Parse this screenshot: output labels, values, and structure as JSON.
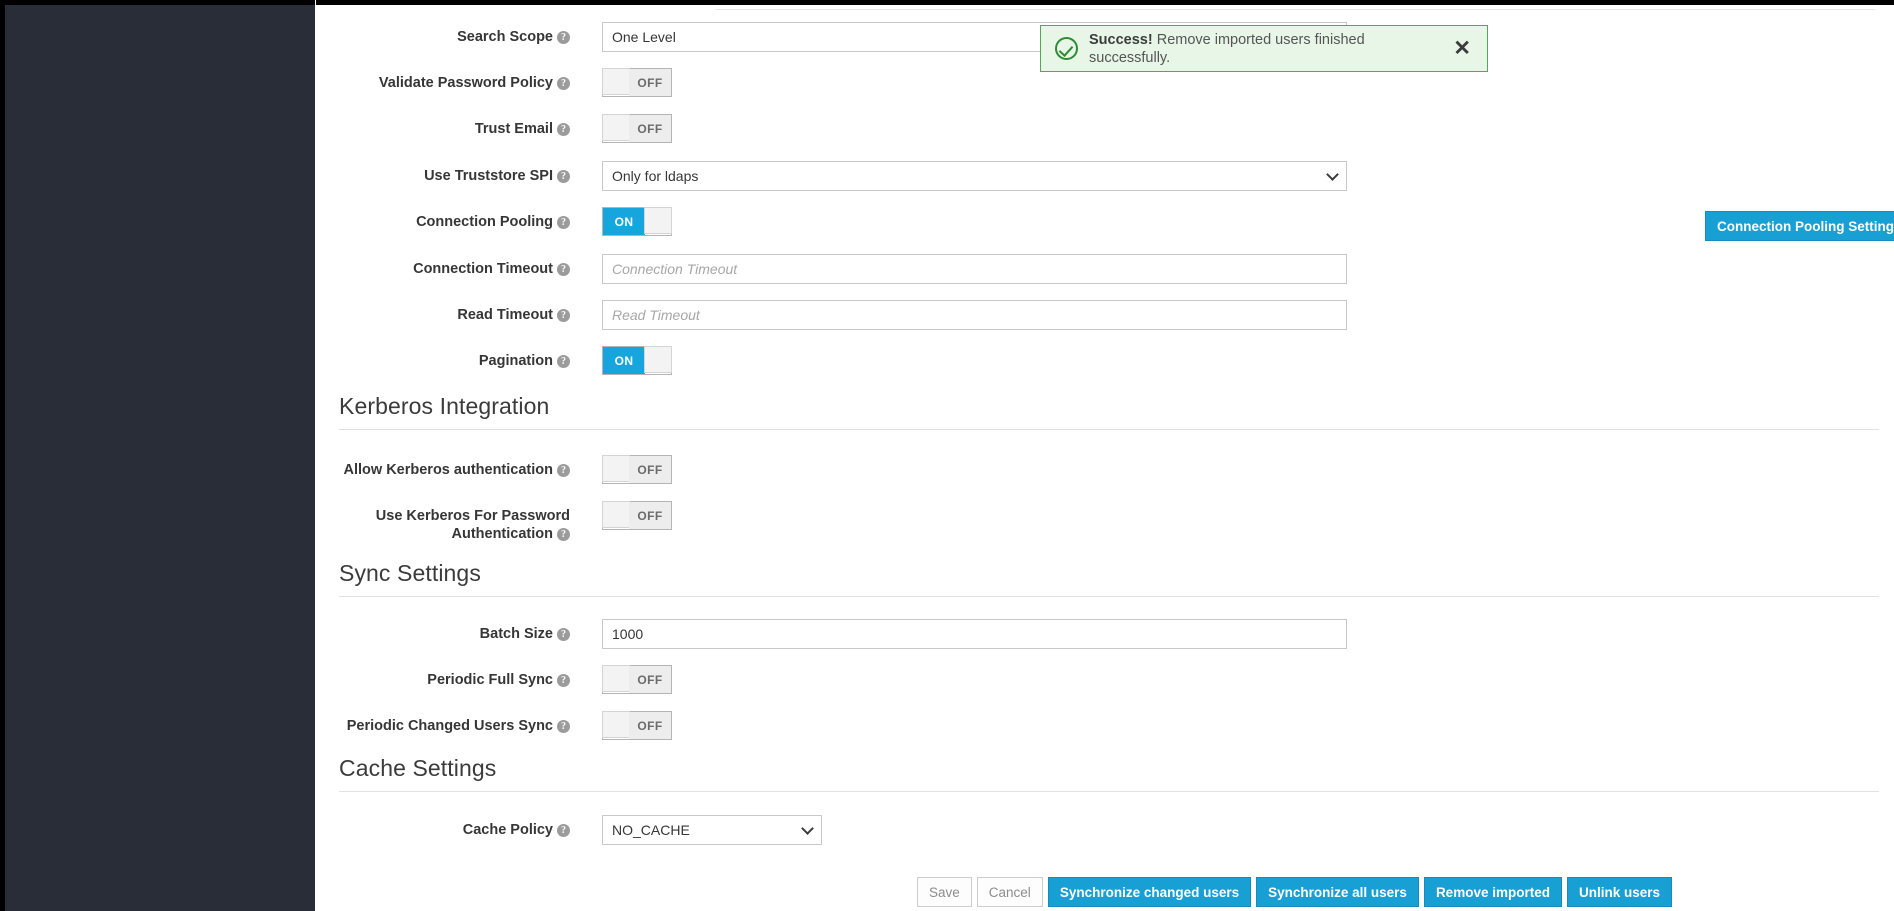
{
  "alert": {
    "icon": "check-circle-icon",
    "strong": "Success!",
    "message": " Remove imported users finished successfully.",
    "close_label": "✕",
    "border_color": "#52a954",
    "background_color": "#e8f6e8"
  },
  "colors": {
    "primary": "#189fd4",
    "toggle_on": "#16a5dd",
    "sidebar": "#282d37",
    "success": "#52a954"
  },
  "ldap_settings": {
    "rows": [
      {
        "label": "Search Scope",
        "type": "select",
        "value": "One Level"
      },
      {
        "label": "Validate Password Policy",
        "type": "toggle",
        "value": "OFF"
      },
      {
        "label": "Trust Email",
        "type": "toggle",
        "value": "OFF"
      },
      {
        "label": "Use Truststore SPI",
        "type": "select",
        "value": "Only for ldaps"
      },
      {
        "label": "Connection Pooling",
        "type": "toggle",
        "value": "ON"
      },
      {
        "label": "Connection Timeout",
        "type": "text",
        "value": "",
        "placeholder": "Connection Timeout"
      },
      {
        "label": "Read Timeout",
        "type": "text",
        "value": "",
        "placeholder": "Read Timeout"
      },
      {
        "label": "Pagination",
        "type": "toggle",
        "value": "ON"
      }
    ],
    "pooling_button": "Connection Pooling Settings"
  },
  "kerberos": {
    "title": "Kerberos Integration",
    "rows": [
      {
        "label": "Allow Kerberos authentication",
        "type": "toggle",
        "value": "OFF"
      },
      {
        "label": "Use Kerberos For Password Authentication",
        "type": "toggle",
        "value": "OFF"
      }
    ]
  },
  "sync": {
    "title": "Sync Settings",
    "rows": [
      {
        "label": "Batch Size",
        "type": "text",
        "value": "1000",
        "placeholder": ""
      },
      {
        "label": "Periodic Full Sync",
        "type": "toggle",
        "value": "OFF"
      },
      {
        "label": "Periodic Changed Users Sync",
        "type": "toggle",
        "value": "OFF"
      }
    ]
  },
  "cache": {
    "title": "Cache Settings",
    "rows": [
      {
        "label": "Cache Policy",
        "type": "select",
        "value": "NO_CACHE"
      }
    ]
  },
  "actions": {
    "save": "Save",
    "cancel": "Cancel",
    "sync_changed": "Synchronize changed users",
    "sync_all": "Synchronize all users",
    "remove_imported": "Remove imported",
    "unlink_users": "Unlink users"
  },
  "help_glyph": "?"
}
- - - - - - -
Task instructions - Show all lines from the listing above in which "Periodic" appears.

Answer for the task -
        "label": "Periodic Full Sync",
        "label": "Periodic Changed Users Sync",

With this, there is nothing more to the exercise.